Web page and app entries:
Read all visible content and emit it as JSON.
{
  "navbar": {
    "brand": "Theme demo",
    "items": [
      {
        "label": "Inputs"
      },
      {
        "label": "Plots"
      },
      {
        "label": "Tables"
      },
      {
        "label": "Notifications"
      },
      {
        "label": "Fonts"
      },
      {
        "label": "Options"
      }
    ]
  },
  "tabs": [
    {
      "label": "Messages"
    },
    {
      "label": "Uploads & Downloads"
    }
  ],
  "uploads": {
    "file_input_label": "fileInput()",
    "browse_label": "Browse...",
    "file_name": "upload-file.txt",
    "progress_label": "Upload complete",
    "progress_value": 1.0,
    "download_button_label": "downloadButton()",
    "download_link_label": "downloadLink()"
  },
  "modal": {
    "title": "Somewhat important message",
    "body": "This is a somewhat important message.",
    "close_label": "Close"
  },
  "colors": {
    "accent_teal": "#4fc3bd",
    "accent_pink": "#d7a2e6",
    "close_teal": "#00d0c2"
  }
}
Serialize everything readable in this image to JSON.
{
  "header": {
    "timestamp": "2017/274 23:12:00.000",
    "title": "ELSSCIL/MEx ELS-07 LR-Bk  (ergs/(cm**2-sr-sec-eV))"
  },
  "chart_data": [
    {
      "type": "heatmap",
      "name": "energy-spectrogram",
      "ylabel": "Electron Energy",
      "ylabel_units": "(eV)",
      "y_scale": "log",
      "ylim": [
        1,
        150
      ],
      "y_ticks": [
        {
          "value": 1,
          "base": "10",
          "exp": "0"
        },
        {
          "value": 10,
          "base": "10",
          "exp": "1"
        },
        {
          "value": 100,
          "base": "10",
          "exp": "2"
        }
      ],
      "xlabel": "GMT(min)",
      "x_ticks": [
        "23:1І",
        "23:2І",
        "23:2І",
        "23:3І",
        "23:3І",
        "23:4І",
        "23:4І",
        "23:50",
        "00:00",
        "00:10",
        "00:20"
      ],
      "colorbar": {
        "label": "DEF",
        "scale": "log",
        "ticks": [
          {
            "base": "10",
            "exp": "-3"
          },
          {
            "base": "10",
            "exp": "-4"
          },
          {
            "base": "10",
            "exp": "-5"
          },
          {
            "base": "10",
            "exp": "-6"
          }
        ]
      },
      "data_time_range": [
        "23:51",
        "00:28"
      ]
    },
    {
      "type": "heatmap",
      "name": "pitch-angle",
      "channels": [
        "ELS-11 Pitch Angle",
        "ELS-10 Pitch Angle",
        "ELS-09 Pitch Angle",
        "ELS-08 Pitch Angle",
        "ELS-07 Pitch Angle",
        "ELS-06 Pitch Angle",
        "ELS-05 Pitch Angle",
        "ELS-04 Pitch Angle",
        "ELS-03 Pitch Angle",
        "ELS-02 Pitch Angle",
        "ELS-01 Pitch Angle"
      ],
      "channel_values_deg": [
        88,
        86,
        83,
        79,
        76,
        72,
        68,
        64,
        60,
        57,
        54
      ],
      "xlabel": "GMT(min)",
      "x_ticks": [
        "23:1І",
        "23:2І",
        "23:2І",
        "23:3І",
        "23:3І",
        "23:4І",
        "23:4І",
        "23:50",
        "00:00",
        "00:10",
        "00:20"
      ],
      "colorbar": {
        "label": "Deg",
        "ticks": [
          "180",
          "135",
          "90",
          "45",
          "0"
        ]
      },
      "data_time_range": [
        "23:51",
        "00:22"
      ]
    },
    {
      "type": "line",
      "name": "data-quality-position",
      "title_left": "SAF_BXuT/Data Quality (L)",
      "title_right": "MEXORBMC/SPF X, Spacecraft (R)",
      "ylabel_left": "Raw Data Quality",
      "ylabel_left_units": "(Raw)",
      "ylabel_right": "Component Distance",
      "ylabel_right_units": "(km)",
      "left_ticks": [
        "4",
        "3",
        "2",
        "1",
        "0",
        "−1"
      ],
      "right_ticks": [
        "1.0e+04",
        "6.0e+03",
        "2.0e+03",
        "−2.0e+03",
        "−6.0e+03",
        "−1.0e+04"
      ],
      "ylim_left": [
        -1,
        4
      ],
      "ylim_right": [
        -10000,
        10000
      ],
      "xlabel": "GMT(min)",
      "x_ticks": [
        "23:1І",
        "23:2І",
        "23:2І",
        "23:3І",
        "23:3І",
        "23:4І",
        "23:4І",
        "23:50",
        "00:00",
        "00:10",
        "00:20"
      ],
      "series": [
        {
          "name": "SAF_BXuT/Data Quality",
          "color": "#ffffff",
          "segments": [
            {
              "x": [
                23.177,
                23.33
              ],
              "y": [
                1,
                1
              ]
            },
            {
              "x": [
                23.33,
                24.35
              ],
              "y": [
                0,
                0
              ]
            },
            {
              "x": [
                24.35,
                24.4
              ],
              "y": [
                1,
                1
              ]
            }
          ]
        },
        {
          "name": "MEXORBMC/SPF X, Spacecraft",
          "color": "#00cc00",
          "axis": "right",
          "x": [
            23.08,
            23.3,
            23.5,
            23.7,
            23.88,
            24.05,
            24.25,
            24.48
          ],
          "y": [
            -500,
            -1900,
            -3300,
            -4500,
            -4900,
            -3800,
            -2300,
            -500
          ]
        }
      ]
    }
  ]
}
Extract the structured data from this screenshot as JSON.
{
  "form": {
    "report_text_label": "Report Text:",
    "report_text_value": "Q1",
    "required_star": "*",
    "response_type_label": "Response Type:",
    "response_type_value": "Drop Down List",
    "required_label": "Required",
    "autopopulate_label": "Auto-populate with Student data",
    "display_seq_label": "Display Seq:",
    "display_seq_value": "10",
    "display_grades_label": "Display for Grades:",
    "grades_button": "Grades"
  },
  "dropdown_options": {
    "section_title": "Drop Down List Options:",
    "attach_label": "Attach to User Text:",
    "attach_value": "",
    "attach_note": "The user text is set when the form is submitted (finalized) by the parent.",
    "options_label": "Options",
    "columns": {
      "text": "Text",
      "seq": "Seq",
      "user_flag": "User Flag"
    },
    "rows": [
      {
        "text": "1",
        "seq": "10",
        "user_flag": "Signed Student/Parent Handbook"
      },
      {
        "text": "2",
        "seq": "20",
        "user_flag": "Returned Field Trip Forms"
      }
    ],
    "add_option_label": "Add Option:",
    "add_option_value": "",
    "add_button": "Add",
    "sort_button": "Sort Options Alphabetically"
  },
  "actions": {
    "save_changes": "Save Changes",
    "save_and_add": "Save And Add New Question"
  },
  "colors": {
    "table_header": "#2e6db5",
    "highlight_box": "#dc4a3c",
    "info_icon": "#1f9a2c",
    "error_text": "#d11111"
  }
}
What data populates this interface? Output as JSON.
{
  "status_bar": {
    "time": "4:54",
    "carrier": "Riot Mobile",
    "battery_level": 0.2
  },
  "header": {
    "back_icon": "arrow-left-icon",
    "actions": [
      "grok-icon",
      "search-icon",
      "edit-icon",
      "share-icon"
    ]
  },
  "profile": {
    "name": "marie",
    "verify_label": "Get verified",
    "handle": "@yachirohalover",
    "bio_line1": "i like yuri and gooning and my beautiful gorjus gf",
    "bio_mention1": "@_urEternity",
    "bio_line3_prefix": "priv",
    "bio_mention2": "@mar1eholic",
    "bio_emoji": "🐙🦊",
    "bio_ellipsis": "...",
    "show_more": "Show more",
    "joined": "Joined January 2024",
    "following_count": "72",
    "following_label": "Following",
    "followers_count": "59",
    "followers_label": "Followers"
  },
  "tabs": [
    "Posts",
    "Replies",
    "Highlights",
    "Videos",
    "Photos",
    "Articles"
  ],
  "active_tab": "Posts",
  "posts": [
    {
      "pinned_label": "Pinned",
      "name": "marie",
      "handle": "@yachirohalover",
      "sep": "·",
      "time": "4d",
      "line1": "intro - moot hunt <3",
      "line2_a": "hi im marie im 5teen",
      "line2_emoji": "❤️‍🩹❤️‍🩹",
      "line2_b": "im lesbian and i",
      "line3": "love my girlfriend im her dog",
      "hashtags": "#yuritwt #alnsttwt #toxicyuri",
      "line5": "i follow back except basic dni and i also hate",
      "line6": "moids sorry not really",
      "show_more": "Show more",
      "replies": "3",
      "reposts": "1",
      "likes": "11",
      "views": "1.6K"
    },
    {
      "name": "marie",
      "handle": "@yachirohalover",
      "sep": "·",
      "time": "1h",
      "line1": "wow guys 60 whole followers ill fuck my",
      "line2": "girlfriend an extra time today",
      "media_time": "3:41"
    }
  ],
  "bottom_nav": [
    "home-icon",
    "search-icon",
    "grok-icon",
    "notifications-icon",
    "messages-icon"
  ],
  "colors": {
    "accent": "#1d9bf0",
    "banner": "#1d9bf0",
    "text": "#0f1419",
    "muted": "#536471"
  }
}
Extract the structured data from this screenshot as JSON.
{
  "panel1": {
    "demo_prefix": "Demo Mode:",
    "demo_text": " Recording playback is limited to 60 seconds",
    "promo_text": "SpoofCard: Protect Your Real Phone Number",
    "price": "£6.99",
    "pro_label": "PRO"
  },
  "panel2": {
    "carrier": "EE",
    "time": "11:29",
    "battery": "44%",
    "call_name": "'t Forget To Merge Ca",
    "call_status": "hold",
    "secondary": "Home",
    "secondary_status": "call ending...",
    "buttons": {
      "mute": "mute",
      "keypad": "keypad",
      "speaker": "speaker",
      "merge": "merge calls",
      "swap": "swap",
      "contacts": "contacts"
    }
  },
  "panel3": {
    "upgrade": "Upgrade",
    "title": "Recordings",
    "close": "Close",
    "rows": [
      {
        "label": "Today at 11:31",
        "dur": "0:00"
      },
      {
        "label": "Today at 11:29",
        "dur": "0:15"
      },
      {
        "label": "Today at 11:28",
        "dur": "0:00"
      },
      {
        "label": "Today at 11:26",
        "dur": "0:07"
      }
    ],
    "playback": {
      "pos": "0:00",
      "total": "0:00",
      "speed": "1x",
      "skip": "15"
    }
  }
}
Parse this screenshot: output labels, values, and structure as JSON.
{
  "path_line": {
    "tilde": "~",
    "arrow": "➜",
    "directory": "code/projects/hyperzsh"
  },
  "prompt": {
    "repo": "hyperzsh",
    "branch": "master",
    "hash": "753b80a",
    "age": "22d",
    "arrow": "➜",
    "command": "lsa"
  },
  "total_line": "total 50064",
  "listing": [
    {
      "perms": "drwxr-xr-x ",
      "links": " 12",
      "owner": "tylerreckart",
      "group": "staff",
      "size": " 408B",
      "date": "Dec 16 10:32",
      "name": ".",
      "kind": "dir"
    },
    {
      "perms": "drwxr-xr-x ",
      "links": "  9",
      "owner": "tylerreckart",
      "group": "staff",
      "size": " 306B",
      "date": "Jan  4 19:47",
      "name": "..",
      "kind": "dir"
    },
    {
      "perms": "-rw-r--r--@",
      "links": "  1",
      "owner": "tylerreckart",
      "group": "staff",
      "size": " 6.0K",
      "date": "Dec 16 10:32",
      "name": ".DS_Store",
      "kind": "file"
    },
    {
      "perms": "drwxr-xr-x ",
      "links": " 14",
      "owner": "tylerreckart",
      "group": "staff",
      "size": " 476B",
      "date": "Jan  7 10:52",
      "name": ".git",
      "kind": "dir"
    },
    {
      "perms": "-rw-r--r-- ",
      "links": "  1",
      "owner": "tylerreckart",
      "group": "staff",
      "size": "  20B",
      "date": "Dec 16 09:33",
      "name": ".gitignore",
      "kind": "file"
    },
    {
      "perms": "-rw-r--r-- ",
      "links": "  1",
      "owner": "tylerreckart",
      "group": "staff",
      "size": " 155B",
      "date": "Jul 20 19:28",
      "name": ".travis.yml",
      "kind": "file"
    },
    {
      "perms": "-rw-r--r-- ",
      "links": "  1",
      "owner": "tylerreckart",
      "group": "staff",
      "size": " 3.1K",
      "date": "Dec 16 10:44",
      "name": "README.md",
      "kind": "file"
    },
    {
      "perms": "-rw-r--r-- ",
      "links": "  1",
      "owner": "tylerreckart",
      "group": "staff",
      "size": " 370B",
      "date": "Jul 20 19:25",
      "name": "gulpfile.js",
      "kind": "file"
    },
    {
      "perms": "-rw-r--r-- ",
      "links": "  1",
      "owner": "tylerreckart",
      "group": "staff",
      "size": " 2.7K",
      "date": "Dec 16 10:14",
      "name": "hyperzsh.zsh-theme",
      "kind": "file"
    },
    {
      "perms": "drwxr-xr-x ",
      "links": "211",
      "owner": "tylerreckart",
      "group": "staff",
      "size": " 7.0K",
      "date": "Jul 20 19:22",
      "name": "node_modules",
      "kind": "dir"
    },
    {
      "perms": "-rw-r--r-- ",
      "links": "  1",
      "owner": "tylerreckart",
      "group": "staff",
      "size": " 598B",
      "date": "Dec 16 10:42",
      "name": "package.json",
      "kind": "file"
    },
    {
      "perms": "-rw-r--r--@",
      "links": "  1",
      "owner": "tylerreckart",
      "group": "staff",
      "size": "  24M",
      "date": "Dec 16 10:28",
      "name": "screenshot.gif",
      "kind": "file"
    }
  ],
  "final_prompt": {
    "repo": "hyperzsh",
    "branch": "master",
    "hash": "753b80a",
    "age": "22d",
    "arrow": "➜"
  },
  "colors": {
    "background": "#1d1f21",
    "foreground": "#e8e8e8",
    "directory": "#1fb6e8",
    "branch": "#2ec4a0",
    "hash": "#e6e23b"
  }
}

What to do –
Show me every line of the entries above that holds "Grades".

Your solution –
    "display_grades_label": "Display for Grades:",
    "grades_button": "Grades"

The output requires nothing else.